§ Task description
For the word "Default", return each line of the data in which it occurs.

§ Data to examine
● ● ●
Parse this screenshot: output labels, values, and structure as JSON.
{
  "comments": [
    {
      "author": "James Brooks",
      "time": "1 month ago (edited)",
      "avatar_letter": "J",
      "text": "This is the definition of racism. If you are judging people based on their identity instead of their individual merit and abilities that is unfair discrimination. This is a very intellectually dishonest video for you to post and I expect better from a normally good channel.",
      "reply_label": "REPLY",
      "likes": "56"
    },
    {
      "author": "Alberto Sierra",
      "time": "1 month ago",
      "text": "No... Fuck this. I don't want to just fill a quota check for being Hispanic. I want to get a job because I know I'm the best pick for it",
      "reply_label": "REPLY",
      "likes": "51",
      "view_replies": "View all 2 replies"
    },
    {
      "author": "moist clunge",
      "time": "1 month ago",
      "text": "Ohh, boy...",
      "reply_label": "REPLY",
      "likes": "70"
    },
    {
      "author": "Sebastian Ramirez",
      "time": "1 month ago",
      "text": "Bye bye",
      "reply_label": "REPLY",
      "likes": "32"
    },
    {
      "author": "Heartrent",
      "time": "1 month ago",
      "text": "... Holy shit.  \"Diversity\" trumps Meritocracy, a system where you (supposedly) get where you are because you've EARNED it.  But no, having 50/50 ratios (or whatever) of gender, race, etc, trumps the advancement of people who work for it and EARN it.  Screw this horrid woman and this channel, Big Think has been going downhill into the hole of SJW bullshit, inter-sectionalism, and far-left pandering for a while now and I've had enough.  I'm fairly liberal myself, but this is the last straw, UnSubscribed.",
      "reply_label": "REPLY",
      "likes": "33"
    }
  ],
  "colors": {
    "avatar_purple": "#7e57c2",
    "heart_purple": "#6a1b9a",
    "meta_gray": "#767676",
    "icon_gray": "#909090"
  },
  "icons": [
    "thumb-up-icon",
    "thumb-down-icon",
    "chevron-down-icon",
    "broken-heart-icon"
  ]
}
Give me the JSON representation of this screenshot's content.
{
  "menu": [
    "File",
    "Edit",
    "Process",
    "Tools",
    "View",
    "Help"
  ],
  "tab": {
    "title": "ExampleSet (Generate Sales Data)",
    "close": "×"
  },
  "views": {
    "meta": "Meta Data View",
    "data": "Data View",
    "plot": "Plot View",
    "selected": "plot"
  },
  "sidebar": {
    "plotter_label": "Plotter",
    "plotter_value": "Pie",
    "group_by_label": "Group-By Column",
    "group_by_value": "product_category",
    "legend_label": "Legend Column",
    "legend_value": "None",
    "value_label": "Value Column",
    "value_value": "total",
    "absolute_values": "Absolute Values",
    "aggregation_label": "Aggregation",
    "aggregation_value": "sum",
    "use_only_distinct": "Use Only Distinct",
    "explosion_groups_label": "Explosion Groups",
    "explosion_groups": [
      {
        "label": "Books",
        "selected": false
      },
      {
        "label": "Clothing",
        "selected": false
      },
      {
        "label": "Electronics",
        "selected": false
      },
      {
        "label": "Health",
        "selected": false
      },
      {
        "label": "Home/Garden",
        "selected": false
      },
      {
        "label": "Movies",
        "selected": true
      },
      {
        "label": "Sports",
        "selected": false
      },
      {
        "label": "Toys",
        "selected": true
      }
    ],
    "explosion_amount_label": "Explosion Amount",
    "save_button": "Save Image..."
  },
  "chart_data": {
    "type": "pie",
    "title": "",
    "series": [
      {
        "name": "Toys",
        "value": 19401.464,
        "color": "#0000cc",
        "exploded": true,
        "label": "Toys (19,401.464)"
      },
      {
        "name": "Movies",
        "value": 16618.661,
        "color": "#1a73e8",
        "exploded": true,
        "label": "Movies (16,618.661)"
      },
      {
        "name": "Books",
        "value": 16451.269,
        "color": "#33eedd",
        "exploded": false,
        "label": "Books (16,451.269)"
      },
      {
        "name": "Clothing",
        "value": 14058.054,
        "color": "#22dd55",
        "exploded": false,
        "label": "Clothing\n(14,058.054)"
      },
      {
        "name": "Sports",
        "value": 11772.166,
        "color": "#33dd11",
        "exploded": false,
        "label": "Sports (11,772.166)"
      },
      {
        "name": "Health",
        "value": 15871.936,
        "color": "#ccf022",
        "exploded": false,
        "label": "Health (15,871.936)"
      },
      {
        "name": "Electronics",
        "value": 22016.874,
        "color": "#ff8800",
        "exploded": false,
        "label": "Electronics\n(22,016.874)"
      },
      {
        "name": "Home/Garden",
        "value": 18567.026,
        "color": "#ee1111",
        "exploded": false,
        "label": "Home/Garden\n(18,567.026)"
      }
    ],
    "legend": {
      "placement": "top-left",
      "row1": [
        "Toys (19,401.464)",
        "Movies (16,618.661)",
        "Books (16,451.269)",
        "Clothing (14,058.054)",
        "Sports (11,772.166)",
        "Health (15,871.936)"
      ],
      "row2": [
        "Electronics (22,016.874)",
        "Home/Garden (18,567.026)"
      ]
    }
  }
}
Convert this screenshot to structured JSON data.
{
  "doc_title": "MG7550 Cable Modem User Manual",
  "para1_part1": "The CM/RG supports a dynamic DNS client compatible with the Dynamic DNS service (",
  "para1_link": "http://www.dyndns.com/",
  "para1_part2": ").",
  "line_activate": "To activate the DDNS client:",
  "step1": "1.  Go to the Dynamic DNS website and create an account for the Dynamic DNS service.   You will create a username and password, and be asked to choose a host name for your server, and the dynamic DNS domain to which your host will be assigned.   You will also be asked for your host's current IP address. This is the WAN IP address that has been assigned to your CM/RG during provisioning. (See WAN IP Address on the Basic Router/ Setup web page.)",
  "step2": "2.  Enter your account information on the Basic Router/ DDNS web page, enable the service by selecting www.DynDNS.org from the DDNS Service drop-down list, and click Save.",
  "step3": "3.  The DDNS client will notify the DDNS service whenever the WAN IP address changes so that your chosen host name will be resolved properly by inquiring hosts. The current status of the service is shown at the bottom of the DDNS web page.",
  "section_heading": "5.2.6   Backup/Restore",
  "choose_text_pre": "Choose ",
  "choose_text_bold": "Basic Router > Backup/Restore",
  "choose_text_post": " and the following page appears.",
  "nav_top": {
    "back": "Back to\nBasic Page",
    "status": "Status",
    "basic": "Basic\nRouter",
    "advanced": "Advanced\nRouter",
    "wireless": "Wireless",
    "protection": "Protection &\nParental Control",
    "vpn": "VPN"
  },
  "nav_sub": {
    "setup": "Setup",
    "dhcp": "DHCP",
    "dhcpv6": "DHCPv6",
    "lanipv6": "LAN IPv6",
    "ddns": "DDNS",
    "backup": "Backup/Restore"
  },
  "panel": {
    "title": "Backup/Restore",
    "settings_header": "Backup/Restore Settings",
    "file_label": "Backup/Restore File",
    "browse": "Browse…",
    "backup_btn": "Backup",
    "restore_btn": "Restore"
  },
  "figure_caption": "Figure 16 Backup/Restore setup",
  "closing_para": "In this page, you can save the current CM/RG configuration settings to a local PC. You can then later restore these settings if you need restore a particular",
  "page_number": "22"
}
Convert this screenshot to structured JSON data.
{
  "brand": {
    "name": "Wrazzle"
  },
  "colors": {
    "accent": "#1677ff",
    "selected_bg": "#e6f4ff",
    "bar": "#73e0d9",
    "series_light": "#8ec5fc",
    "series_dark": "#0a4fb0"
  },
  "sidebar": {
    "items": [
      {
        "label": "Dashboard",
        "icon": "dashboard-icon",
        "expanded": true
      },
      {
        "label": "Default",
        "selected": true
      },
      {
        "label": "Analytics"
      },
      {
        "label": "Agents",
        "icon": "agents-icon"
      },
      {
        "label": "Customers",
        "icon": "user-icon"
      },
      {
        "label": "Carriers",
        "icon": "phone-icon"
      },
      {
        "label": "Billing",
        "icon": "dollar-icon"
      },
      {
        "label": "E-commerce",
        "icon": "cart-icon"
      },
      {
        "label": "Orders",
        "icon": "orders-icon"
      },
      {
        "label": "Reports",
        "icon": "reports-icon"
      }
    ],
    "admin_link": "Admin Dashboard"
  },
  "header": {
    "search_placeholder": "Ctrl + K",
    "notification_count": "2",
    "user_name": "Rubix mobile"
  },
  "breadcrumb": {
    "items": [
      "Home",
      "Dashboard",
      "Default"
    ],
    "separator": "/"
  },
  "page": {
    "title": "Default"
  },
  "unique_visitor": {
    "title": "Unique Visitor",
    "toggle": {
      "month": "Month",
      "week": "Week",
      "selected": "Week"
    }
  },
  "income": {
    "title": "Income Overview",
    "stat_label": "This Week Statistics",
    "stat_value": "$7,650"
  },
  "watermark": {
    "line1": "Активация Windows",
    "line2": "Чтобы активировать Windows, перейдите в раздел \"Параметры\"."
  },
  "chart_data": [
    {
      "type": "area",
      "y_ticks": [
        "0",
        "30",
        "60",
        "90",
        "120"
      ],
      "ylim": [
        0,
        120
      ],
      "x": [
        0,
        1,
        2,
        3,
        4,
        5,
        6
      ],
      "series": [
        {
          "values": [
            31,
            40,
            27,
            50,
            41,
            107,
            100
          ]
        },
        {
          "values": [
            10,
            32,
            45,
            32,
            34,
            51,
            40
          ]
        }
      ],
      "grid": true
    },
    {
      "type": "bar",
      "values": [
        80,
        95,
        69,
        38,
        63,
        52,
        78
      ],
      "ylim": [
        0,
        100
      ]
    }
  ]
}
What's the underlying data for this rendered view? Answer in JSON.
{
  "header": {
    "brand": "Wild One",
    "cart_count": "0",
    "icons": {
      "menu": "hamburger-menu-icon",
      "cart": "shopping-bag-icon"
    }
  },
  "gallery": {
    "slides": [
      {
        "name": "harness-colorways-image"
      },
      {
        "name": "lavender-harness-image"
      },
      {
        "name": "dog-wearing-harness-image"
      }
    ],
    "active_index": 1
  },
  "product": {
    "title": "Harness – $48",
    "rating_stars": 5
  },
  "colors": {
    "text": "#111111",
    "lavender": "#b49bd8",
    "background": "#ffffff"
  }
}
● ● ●
§ Output below
        "label": "Default",
      "Default"
    "title": "Default"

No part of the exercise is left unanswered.